Her daughter, Jess Renkin, 22, said she and her two younger sisters, aged four and eight, were relieved to see Katherine defy the odds and emerge from the medical condition with only minor speech difficulties.
"I have always been close with my mum and when it all happened it was shocking," she said.
"It was hard for us, as it hit us unexpectedly with no warning signs. There was just a seizure one day.
"The first six months were quite hard to watch given the impact the Stroke had on her.
"Doctors couldn't say whether she would recover to her normal self. She had Aphasia and normal conversation was quite difficult.
"She has had speech therapy over the past 18 months and we are so lucky she is back to where she was.
"We are extraordinarily lucky as we know this is not the case for a lot of stroke victims."
Strokes occur due to an interruption of blood flow to the brain. This causes brain cells to die and often contributes to permanent brain damage or death.
Poor diet, lack of exercise, diabetes, smoking and heavy alcohol intake are among a number of risk factors, however they did not apply to Katherine.
After going through the pain of watching a loved one suffer from the disease, Jess has committed to join the Stride4Stroke campaign in support of the Stroke Foundation.
She will run 150 kilometres this month in an attempt to raise at least $1500 for the Stoke Foundation.
The Greenbank Health Club donated a one year membership and three personal training sessions for a raffle at the Middle Green in support of the Stride4Stroke campaign.

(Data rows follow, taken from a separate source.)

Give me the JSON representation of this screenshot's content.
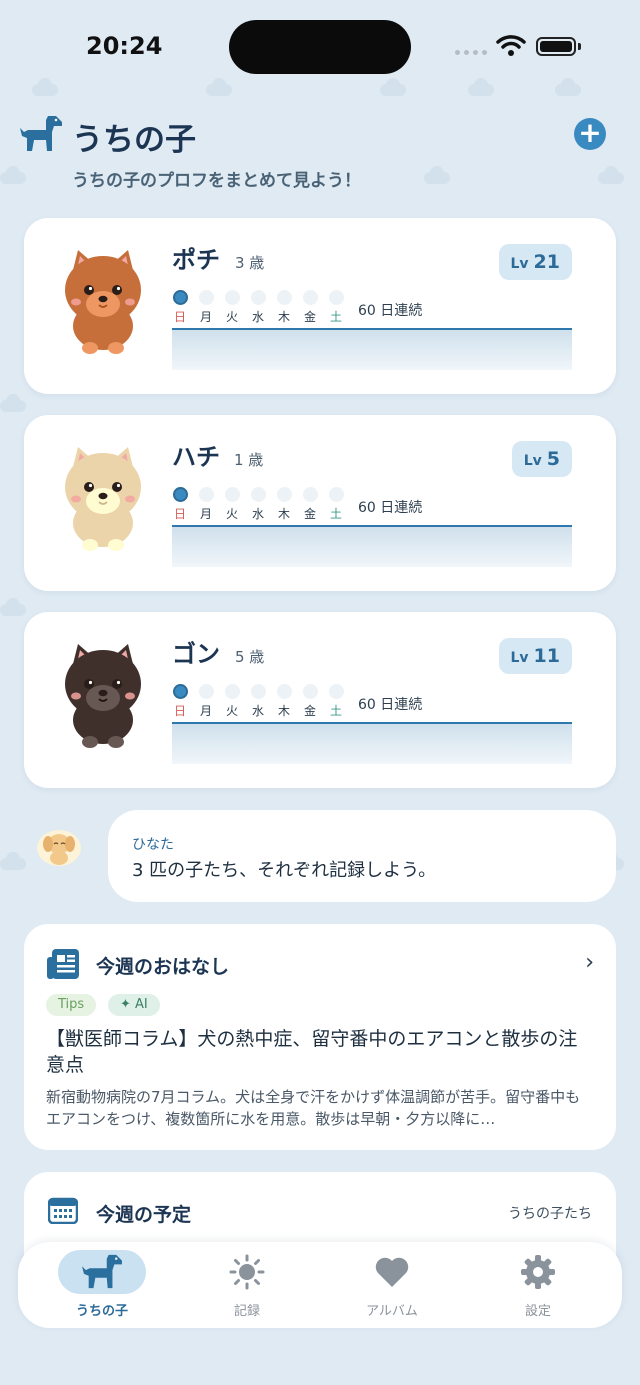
{
  "status_bar": {
    "time": "20:24"
  },
  "header": {
    "title": "うちの子",
    "subtitle": "うちの子のプロフをまとめて見よう！",
    "add_label": "+"
  },
  "weekdays": [
    "日",
    "月",
    "火",
    "水",
    "木",
    "金",
    "土"
  ],
  "pets": [
    {
      "name": "ポチ",
      "age": "3 歳",
      "lv_label": "Lv",
      "lv": "21",
      "streak": "60 日連続",
      "fur_color": "#c66f3a",
      "active_days": [
        0
      ]
    },
    {
      "name": "ハチ",
      "age": "1 歳",
      "lv_label": "Lv",
      "lv": "5",
      "streak": "60 日連続",
      "fur_color": "#ecd4aa",
      "active_days": [
        0
      ]
    },
    {
      "name": "ゴン",
      "age": "5 歳",
      "lv_label": "Lv",
      "lv": "11",
      "streak": "60 日連続",
      "fur_color": "#3f302c",
      "active_days": [
        0
      ]
    }
  ],
  "speech": {
    "speaker": "ひなた",
    "text": "3 匹の子たち、それぞれ記録しよう。"
  },
  "news": {
    "title": "今週のおはなし",
    "tags": [
      "Tips",
      "✦ AI"
    ],
    "headline": "【獣医師コラム】犬の熱中症、留守番中のエアコンと散歩の注意点",
    "body": "新宿動物病院の7月コラム。犬は全身で汗をかけず体温調節が苦手。留守番中もエアコンをつけ、複数箇所に水を用意。散歩は早朝・夕方以降に…"
  },
  "schedule": {
    "title": "今週の予定",
    "filter": "うちの子たち"
  },
  "tabs": [
    {
      "label": "うちの子",
      "icon": "dog-icon",
      "active": true
    },
    {
      "label": "記録",
      "icon": "sun-icon",
      "active": false
    },
    {
      "label": "アルバム",
      "icon": "heart-icon",
      "active": false
    },
    {
      "label": "設定",
      "icon": "gear-icon",
      "active": false
    }
  ],
  "colors": {
    "accent": "#3a8ac2",
    "background": "#dfeaf3"
  }
}
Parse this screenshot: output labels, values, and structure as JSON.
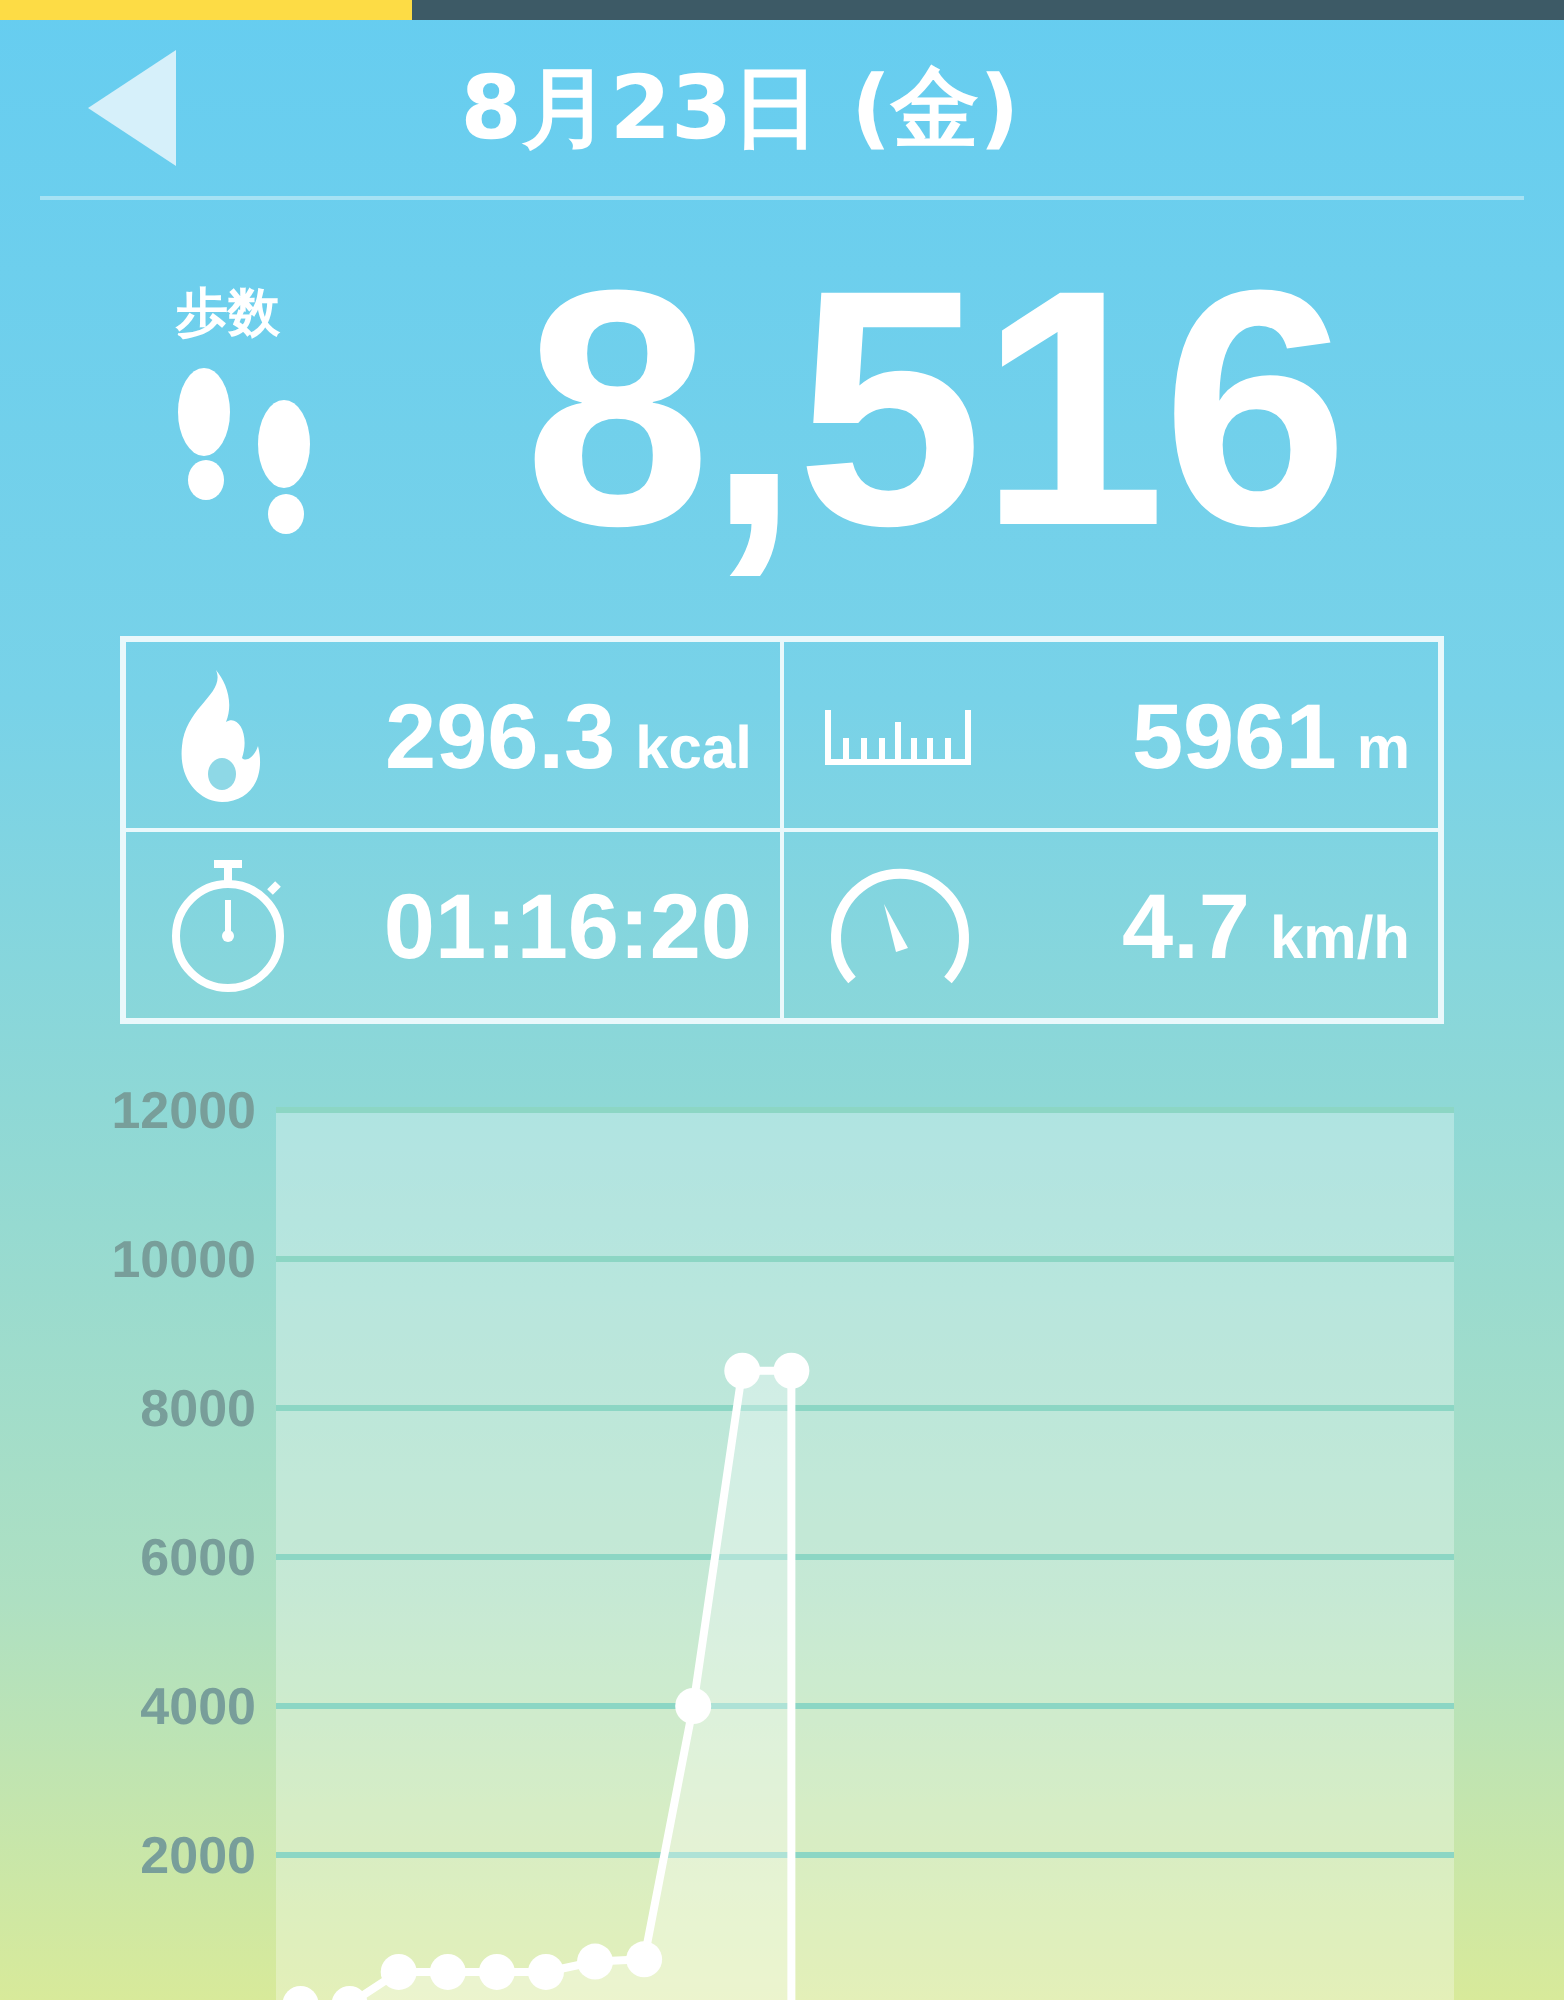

Ms Renkin told the Jimboomba Times she wanted to support research efforts to help future stroke patients.
"Sadly, one in four people will have a stroke in their lifetime," she said.
"The impact of stroke can be devastating for the individual and the family, but stroke's impact doesn't need to be this great.
"Research indicates that around 80 per cent of strokes are preventable.
"Stroke kills more people than breast cancer and more men than prostate cancer. There is a misconception that only elderly people get struck by stroke."
Ms Renkin called on people to be familiar with stroke warning signs by studying the FAST (Face, Arms, Speech, Time) acronym.
Visit the Stride4Stroke website to support Jess' campaign.